In November 2011, former Democratic pollsters — and current gadflies — Doug Schoen and Pat Caddell made a much-discussed argument in the pages of the Wall Street Journal. … “Put simply, it seems that the White House has concluded that if the president cannot run on his record, he will need to wage the most negative campaign in history to stand any chance.” …

“Bracing” does not fully capture it. Throughout the summer, the Obama campaign and its allies accused Romney of not paying taxes, of possibly committing a felony, of personally outsourcing jobs to China and India, of stashing money in the Cayman Islands, of bearing responsibility for a woman’s death from cancer. The attempt to discredit Romney had an added political benefit. A presidential campaign consumed by the jabs and parries of the 24-hour news cycle was less focused on larger matters such as the economy.

During this period, the Romney campaign was also operating from the Schoen-Caddell script. Instead of making bold strategic moves or conducting unexpected outreach, it was single-minded in its focus on economic conditions — without much apparent effect. …

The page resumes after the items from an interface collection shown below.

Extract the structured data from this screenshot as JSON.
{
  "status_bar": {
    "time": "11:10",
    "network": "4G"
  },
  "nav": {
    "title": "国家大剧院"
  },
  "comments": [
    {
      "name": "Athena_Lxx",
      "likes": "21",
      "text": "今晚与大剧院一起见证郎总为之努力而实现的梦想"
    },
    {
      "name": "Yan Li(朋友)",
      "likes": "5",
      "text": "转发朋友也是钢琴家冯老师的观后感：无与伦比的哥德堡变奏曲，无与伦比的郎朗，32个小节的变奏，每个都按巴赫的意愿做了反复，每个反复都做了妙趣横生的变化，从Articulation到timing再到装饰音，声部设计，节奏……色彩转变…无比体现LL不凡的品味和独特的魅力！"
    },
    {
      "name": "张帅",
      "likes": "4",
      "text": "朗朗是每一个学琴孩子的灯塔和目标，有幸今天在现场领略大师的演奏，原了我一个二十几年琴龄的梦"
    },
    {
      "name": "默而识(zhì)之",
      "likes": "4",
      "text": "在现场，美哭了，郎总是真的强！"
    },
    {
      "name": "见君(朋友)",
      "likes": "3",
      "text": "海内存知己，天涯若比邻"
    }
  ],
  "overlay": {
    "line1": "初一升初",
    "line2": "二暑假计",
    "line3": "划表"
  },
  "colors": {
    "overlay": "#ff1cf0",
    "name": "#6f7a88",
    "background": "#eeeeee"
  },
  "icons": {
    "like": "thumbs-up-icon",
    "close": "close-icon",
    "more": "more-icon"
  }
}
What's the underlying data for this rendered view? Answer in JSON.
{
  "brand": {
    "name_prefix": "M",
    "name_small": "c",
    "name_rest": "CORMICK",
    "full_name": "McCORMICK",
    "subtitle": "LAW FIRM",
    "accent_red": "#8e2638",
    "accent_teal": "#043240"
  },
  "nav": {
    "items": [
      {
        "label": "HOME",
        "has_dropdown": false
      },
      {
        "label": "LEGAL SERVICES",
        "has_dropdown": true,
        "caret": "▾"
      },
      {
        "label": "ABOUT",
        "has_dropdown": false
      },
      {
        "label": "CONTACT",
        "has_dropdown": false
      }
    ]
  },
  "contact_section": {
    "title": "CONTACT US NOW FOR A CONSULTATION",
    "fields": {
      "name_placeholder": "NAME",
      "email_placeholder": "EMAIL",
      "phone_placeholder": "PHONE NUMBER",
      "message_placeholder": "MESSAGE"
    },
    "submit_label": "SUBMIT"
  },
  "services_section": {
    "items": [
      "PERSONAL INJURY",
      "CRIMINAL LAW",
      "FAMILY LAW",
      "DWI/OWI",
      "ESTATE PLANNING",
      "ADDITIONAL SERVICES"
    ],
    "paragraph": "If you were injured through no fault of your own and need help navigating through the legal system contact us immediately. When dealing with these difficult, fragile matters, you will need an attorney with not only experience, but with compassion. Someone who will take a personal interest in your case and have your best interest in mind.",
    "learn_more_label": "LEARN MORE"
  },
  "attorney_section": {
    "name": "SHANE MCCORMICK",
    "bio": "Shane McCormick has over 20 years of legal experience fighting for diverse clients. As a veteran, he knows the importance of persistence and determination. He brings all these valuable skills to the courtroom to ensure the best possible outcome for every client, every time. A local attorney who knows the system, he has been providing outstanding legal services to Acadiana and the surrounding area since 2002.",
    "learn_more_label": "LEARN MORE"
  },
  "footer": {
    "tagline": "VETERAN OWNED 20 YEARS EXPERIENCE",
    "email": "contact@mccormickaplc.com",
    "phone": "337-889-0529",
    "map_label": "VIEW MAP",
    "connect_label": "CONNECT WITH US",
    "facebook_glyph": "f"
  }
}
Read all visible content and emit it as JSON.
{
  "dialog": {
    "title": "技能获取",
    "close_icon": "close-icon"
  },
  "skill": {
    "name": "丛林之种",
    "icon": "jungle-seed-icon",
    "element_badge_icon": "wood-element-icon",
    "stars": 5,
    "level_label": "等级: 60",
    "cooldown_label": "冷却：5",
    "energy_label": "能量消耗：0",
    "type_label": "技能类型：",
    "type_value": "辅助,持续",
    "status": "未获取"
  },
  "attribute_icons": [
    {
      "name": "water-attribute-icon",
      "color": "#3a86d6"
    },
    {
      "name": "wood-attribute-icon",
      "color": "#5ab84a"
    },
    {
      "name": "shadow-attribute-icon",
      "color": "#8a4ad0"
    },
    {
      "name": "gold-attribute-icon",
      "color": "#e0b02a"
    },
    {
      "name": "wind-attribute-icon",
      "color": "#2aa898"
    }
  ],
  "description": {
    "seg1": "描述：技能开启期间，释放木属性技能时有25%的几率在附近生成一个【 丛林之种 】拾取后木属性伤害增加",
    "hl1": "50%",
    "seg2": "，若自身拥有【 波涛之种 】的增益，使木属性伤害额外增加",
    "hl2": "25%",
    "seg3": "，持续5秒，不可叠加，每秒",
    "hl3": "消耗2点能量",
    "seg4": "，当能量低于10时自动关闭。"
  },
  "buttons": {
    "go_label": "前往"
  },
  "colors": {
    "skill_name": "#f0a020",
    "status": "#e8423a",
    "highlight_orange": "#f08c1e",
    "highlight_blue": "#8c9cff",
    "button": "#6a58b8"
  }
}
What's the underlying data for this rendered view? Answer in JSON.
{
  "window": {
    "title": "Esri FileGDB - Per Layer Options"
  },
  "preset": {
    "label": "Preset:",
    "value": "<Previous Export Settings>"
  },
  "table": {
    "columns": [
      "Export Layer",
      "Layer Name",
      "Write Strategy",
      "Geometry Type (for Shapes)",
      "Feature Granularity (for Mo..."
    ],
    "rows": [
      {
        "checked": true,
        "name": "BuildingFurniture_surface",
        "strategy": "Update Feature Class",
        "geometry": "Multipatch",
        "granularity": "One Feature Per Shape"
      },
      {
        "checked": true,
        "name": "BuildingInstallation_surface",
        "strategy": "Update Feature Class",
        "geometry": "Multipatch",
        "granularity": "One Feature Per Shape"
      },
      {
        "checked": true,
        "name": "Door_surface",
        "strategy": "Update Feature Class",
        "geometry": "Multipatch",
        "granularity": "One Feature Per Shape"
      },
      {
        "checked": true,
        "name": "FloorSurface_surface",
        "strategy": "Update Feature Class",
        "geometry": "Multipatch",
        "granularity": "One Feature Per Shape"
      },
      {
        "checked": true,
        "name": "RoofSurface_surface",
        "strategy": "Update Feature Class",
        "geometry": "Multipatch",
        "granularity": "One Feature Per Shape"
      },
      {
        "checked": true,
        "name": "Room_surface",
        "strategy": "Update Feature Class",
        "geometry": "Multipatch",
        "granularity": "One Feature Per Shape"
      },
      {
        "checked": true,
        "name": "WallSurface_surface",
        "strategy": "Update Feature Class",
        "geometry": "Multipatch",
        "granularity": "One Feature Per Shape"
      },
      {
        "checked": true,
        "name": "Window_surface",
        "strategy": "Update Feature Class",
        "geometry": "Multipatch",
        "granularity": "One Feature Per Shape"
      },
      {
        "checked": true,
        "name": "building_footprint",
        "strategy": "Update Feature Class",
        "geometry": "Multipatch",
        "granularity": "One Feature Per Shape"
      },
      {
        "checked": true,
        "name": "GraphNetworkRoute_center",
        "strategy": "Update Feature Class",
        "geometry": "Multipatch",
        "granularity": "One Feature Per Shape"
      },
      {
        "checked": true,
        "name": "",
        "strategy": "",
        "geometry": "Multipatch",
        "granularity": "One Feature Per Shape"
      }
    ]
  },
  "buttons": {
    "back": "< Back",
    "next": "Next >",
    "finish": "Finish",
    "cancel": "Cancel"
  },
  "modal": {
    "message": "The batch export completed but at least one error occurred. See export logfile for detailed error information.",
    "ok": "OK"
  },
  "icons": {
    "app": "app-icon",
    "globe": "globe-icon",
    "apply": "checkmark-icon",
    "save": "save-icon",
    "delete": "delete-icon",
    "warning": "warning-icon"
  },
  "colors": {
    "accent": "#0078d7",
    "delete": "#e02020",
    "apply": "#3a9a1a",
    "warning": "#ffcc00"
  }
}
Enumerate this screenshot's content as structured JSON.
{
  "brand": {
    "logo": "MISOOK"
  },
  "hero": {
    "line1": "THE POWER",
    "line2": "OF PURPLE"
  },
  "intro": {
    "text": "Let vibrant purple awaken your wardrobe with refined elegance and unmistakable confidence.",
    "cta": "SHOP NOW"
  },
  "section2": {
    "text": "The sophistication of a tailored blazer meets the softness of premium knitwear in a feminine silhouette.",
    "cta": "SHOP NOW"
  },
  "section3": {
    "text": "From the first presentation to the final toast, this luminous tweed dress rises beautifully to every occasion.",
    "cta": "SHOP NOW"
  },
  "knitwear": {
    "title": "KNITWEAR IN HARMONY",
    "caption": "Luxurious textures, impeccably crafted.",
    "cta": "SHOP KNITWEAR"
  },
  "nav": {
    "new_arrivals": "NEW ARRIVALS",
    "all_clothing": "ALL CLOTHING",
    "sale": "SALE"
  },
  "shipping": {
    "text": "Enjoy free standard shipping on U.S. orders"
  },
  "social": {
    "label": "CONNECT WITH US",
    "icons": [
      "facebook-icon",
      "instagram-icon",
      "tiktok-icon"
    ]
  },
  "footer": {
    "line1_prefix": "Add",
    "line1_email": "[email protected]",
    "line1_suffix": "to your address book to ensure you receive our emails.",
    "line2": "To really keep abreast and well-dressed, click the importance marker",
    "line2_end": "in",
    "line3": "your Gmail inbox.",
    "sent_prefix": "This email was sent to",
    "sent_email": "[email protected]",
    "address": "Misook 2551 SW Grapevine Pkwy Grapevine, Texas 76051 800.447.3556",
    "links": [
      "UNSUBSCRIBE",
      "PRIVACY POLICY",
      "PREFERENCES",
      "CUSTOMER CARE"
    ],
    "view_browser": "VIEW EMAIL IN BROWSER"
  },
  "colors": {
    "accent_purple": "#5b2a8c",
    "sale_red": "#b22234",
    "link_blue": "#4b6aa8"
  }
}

Since the summer, both campaigns have been the flip sides of the same analysis: For Obama, avoid talking about the performance of the economy and destroy Romney’s credibility. For Romney, talk about the economy and establish that he is not a monster. Neither approach will be remembered for its creativity.